_WORK REQUIRED_
Omitting all pictures, copy word for word the lines from the line containing "Decode this image" through the final line of the entries.

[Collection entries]

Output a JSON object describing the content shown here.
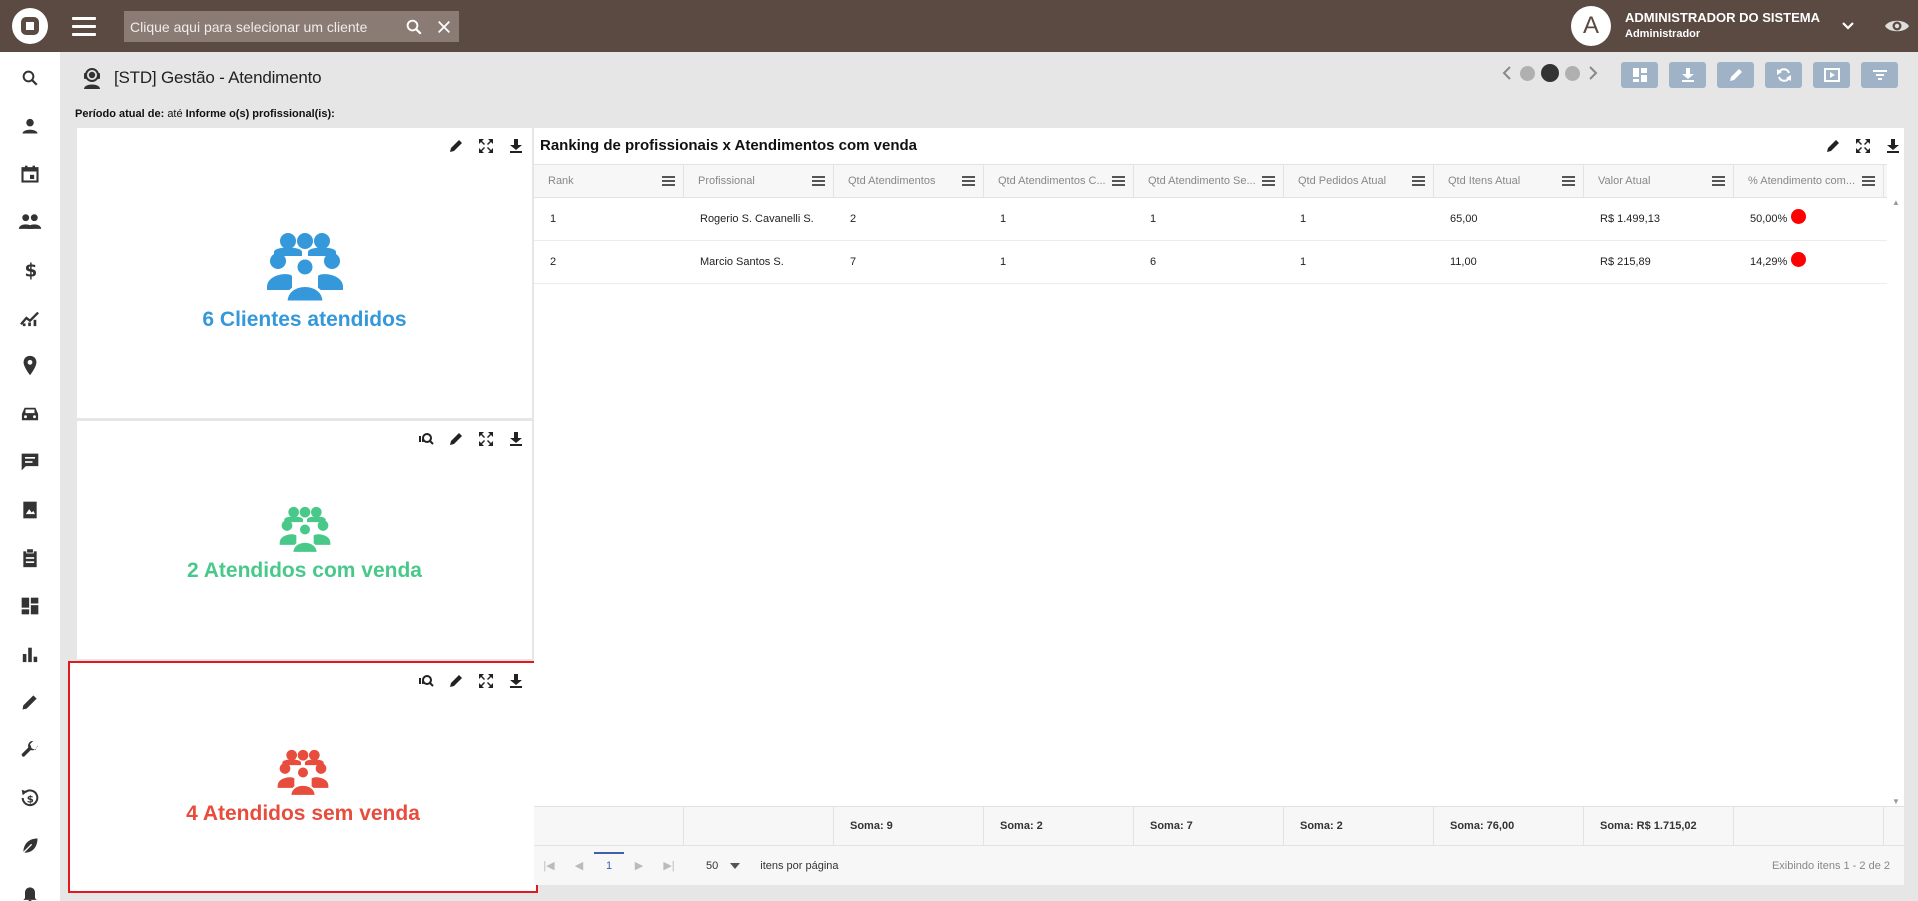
{
  "header": {
    "search_placeholder": "Clique aqui para selecionar um cliente",
    "user_initial": "A",
    "user_name": "ADMINISTRADOR DO SISTEMA",
    "user_role": "Administrador"
  },
  "sidebar": {
    "icons": [
      "search-icon",
      "person-icon",
      "calendar-icon",
      "group-icon",
      "dollar-icon",
      "trending-up-icon",
      "location-pin-icon",
      "car-icon",
      "chat-icon",
      "photo-album-icon",
      "clipboard-icon",
      "dashboard-icon",
      "bar-chart-icon",
      "pencil-icon",
      "wrench-icon",
      "history-dollar-icon",
      "leaf-icon",
      "bell-icon"
    ]
  },
  "page": {
    "title": "[STD] Gestão - Atendimento",
    "periodo_label": "Período atual de:",
    "periodo_value": "até",
    "profissional_label": "Informe o(s) profissional(is):"
  },
  "kpis": [
    {
      "text": "6 Clientes atendidos",
      "color": "#3498db"
    },
    {
      "text": "2 Atendidos com venda",
      "color": "#48c98a"
    },
    {
      "text": "4 Atendidos sem venda",
      "color": "#e74c3c"
    }
  ],
  "table": {
    "title": "Ranking de profissionais x Atendimentos com venda",
    "columns": [
      "Rank",
      "Profissional",
      "Qtd Atendimentos",
      "Qtd Atendimentos C...",
      "Qtd Atendimento Se...",
      "Qtd Pedidos Atual",
      "Qtd Itens Atual",
      "Valor Atual",
      "% Atendimento com..."
    ],
    "rows": [
      [
        "1",
        "Rogerio S. Cavanelli S.",
        "2",
        "1",
        "1",
        "1",
        "65,00",
        "R$ 1.499,13",
        "50,00%"
      ],
      [
        "2",
        "Marcio Santos S.",
        "7",
        "1",
        "6",
        "1",
        "11,00",
        "R$ 215,89",
        "14,29%"
      ]
    ],
    "footer": [
      "",
      "",
      "Soma: 9",
      "Soma: 2",
      "Soma: 7",
      "Soma: 2",
      "Soma: 76,00",
      "Soma: R$ 1.715,02",
      ""
    ],
    "pager": {
      "page": "1",
      "page_size": "50",
      "per_page_label": "itens por página",
      "info": "Exibindo itens 1 - 2 de 2"
    }
  },
  "colors": {
    "topbar": "#5a4a42",
    "toolbar_button": "#9fb2c6",
    "highlight": "#e0191c"
  }
}
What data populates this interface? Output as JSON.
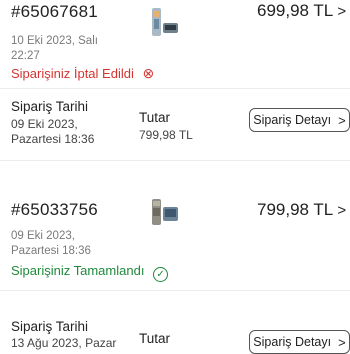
{
  "orders": [
    {
      "order_no": "#65067681",
      "amount": "699,98 TL",
      "date_line1": "10 Eki 2023, Salı",
      "date_line2": "22:27",
      "status": "Siparişiniz İptal Edildi",
      "status_icon": "cancel-icon",
      "status_color": "#d6332f"
    },
    {
      "order_date_label": "Sipariş Tarihi",
      "order_date_line1": "09 Eki 2023,",
      "order_date_line2": "Pazartesi 18:36",
      "total_label": "Tutar",
      "total_value": "799,98 TL",
      "detail_button": "Sipariş Detayı",
      "order_no": "#65033756",
      "amount": "799,98 TL",
      "date_line1": "09 Eki 2023,",
      "date_line2": "Pazartesi 18:36",
      "status": "Siparişiniz Tamamlandı",
      "status_icon": "check-circle-icon",
      "status_color": "#1f8a3c"
    },
    {
      "order_date_label": "Sipariş Tarihi",
      "order_date_line1": "13 Ağu 2023, Pazar",
      "total_label": "Tutar",
      "detail_button": "Sipariş Detayı"
    }
  ],
  "icons": {
    "cancel": "⊗",
    "check": "✓",
    "chevron": "›",
    "chevron_large": ">"
  }
}
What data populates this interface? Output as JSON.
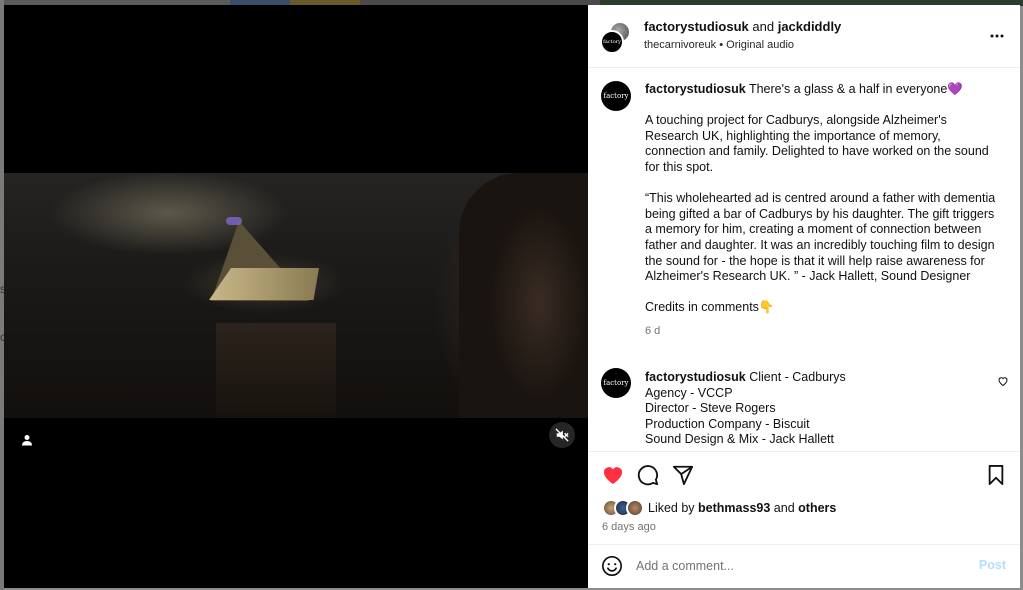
{
  "header": {
    "user1": "factorystudiosuk",
    "connector": "and",
    "user2": "jackdiddly",
    "audio_user": "thecarnivoreuk",
    "separator": "•",
    "audio_label": "Original audio",
    "avatar_text": "factory",
    "more_icon": "more-horizontal-icon"
  },
  "caption": {
    "avatar_text": "factory",
    "username": "factorystudiosuk",
    "first_line": "There's a glass & a half in everyone💜",
    "para1": "A touching project for Cadburys, alongside Alzheimer's Research UK, highlighting the importance of memory, connection and family. Delighted to have worked on the sound for this spot.",
    "para2": "“This wholehearted ad is centred around a father with dementia being gifted a bar of Cadburys by his daughter. The gift triggers a memory for him, creating a moment of connection between father and daughter. It was an incredibly touching film to design the sound for - the hope is that it will help raise awareness for Alzheimer's Research UK. ” - Jack Hallett, Sound Designer",
    "para3": "Credits in comments👇",
    "time": "6 d"
  },
  "comment": {
    "avatar_text": "factory",
    "username": "factorystudiosuk",
    "line1": "Client - Cadburys",
    "line2": "Agency - VCCP",
    "line3": "Director - Steve Rogers",
    "line4": "Production Company - Biscuit",
    "line5": "Sound Design & Mix - Jack Hallett"
  },
  "actions": {
    "liked_prefix": "Liked by",
    "liked_user": "bethmass93",
    "liked_and": "and",
    "liked_others": "others",
    "posted": "6 days ago",
    "like_color": "#ff3040"
  },
  "add_comment": {
    "placeholder": "Add a comment...",
    "post_label": "Post"
  },
  "edge_letters": [
    "s",
    "c"
  ]
}
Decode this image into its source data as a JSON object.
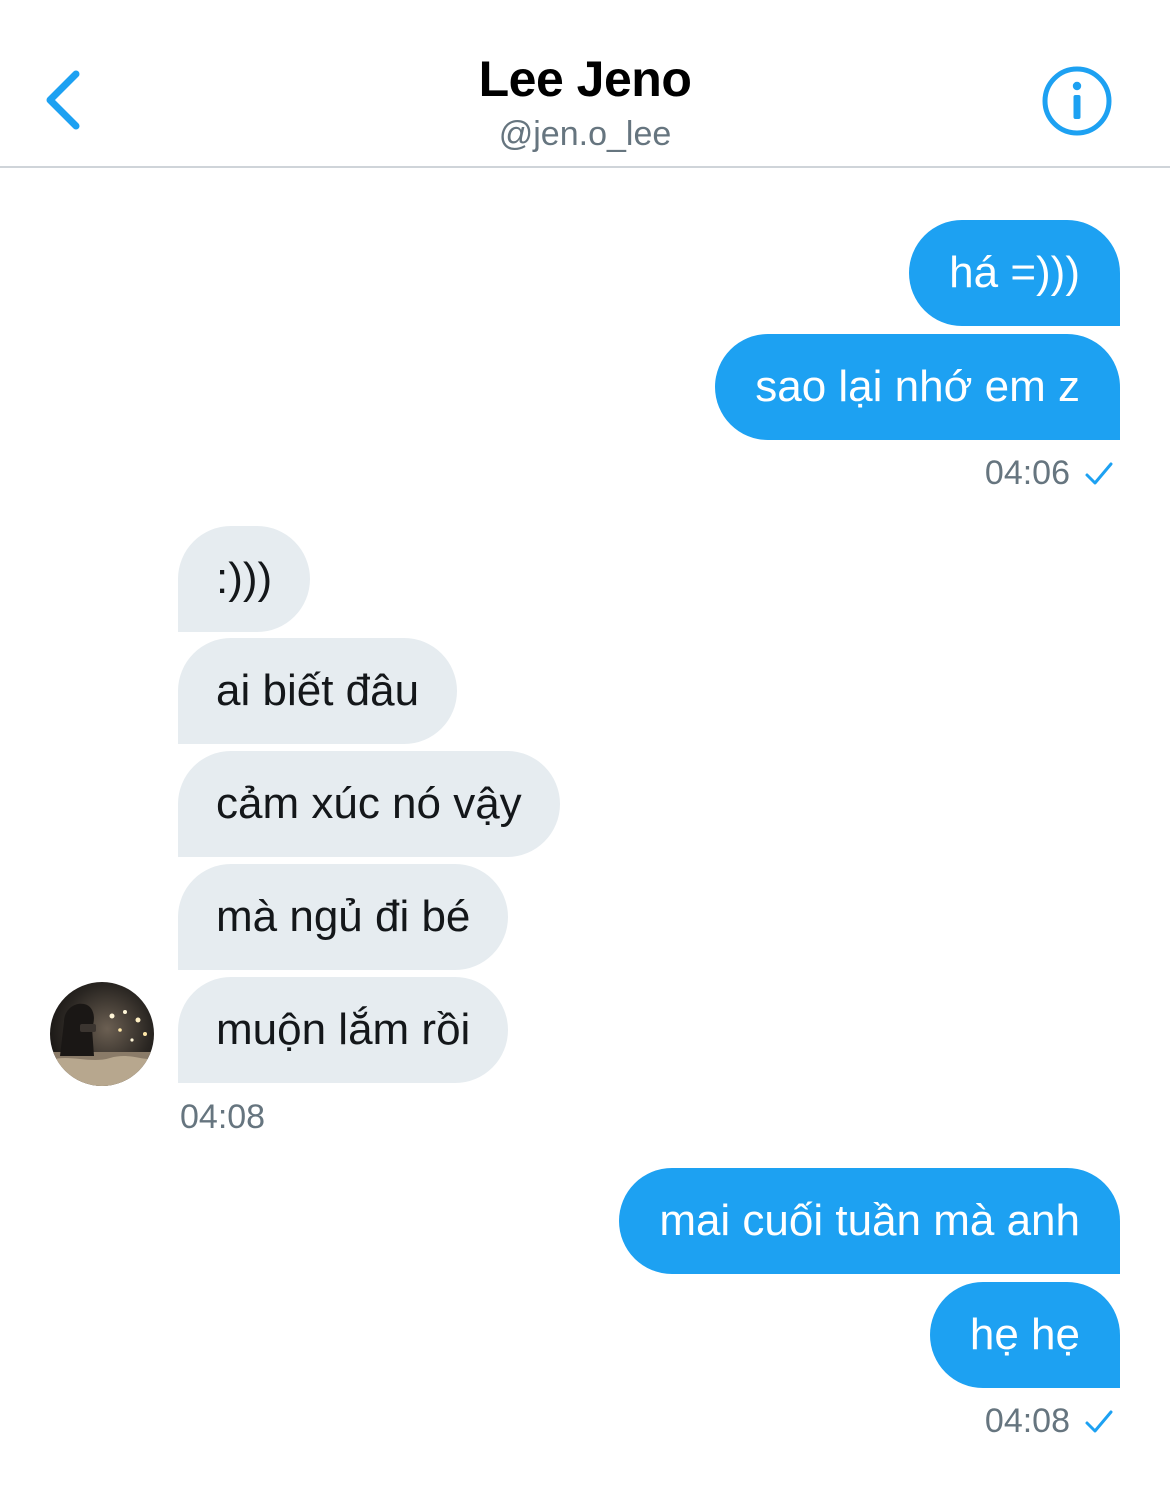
{
  "header": {
    "name": "Lee Jeno",
    "handle": "@jen.o_lee",
    "back_icon": "chevron-left-icon",
    "info_icon": "info-circle-icon"
  },
  "messages": [
    {
      "direction": "outgoing",
      "text": "há =)))"
    },
    {
      "direction": "outgoing",
      "text": "sao lại nhớ em z"
    },
    {
      "direction": "outgoing",
      "time": "04:06",
      "status_icon": "check-icon"
    },
    {
      "direction": "incoming",
      "text": ":)))"
    },
    {
      "direction": "incoming",
      "text": "ai biết đâu"
    },
    {
      "direction": "incoming",
      "text": "cảm xúc nó vậy"
    },
    {
      "direction": "incoming",
      "text": "mà ngủ đi bé"
    },
    {
      "direction": "incoming",
      "text": "muộn lắm rồi"
    },
    {
      "direction": "incoming",
      "time": "04:08"
    },
    {
      "direction": "outgoing",
      "text": "mai cuối tuần mà anh"
    },
    {
      "direction": "outgoing",
      "text": "hẹ hẹ"
    },
    {
      "direction": "outgoing",
      "time": "04:08",
      "status_icon": "check-icon"
    }
  ],
  "colors": {
    "accent": "#1da1f2",
    "incoming_bubble": "#e6ecf0",
    "meta_text": "#66757f"
  }
}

_WRITTEN RESPONSE_
Decode this image into its source data as a JSON object.
{
  "header": {
    "name": "Lee Jeno",
    "handle": "@jen.o_lee",
    "back_icon": "chevron-left-icon",
    "info_icon": "info-circle-icon"
  },
  "messages": [
    {
      "direction": "outgoing",
      "text": "há =)))"
    },
    {
      "direction": "outgoing",
      "text": "sao lại nhớ em z"
    },
    {
      "direction": "outgoing",
      "time": "04:06",
      "status_icon": "check-icon"
    },
    {
      "direction": "incoming",
      "text": ":)))"
    },
    {
      "direction": "incoming",
      "text": "ai biết đâu"
    },
    {
      "direction": "incoming",
      "text": "cảm xúc nó vậy"
    },
    {
      "direction": "incoming",
      "text": "mà ngủ đi bé"
    },
    {
      "direction": "incoming",
      "text": "muộn lắm rồi"
    },
    {
      "direction": "incoming",
      "time": "04:08"
    },
    {
      "direction": "outgoing",
      "text": "mai cuối tuần mà anh"
    },
    {
      "direction": "outgoing",
      "text": "hẹ hẹ"
    },
    {
      "direction": "outgoing",
      "time": "04:08",
      "status_icon": "check-icon"
    }
  ],
  "colors": {
    "accent": "#1da1f2",
    "incoming_bubble": "#e6ecf0",
    "meta_text": "#66757f"
  }
}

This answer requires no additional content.